EXERCISE REQUIREMENTS
Copy out each line of the data below in which "String" appears.

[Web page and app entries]
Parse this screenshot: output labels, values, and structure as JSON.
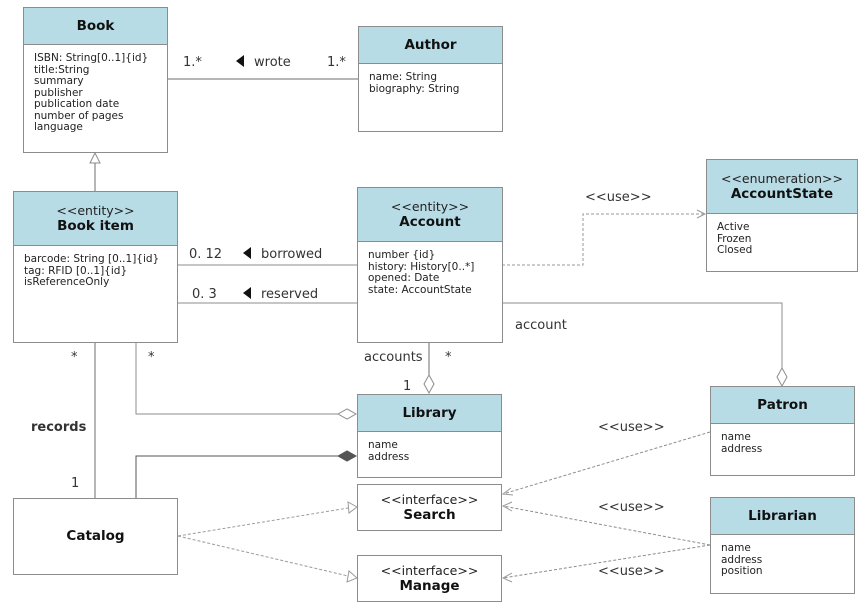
{
  "classes": {
    "book": {
      "name": "Book",
      "attributes": [
        "ISBN: String[0..1]{id}",
        "title:String",
        "summary",
        "publisher",
        "publication date",
        "number of pages",
        "language"
      ]
    },
    "author": {
      "name": "Author",
      "attributes": [
        "name: String",
        "biography: String"
      ]
    },
    "book_item": {
      "stereotype": "<<entity>>",
      "name": "Book item",
      "attributes": [
        "barcode: String [0..1]{id}",
        "tag: RFID [0..1]{id}",
        "isReferenceOnly"
      ]
    },
    "account": {
      "stereotype": "<<entity>>",
      "name": "Account",
      "attributes": [
        "number {id}",
        "history: History[0..*]",
        "opened: Date",
        "state: AccountState"
      ]
    },
    "account_state": {
      "stereotype": "<<enumeration>>",
      "name": "AccountState",
      "attributes": [
        "Active",
        "Frozen",
        "Closed"
      ]
    },
    "library": {
      "name": "Library",
      "attributes": [
        "name",
        "address"
      ]
    },
    "patron": {
      "name": "Patron",
      "attributes": [
        "name",
        "address"
      ]
    },
    "librarian": {
      "name": "Librarian",
      "attributes": [
        "name",
        "address",
        "position"
      ]
    },
    "catalog": {
      "name": "Catalog"
    },
    "search": {
      "stereotype": "<<interface>>",
      "name": "Search"
    },
    "manage": {
      "stereotype": "<<interface>>",
      "name": "Manage"
    }
  },
  "labels": {
    "wrote": "wrote",
    "wrote_mult_left": "1.*",
    "wrote_mult_right": "1.*",
    "borrowed": "borrowed",
    "borrowed_mult": "0. 12",
    "reserved": "reserved",
    "reserved_mult": "0. 3",
    "use_account_state": "<<use>>",
    "account": "account",
    "accounts": "accounts",
    "accounts_mult_star": "*",
    "accounts_mult_one": "1",
    "bookitem_catalog_star": "*",
    "bookitem_library_star": "*",
    "records": "records",
    "records_mult_one": "1",
    "use_patron_search": "<<use>>",
    "use_librarian_search": "<<use>>",
    "use_librarian_manage": "<<use>>"
  },
  "colors": {
    "class_header": "#b8dce6",
    "border": "#8c8c8c",
    "line": "#6e6e6e",
    "dashed": "#9a9a9a"
  }
}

EXERCISE OUTPUT
        "ISBN: String[0..1]{id}",
        "title:String",
        "name: String",
        "biography: String"
        "barcode: String [0..1]{id}",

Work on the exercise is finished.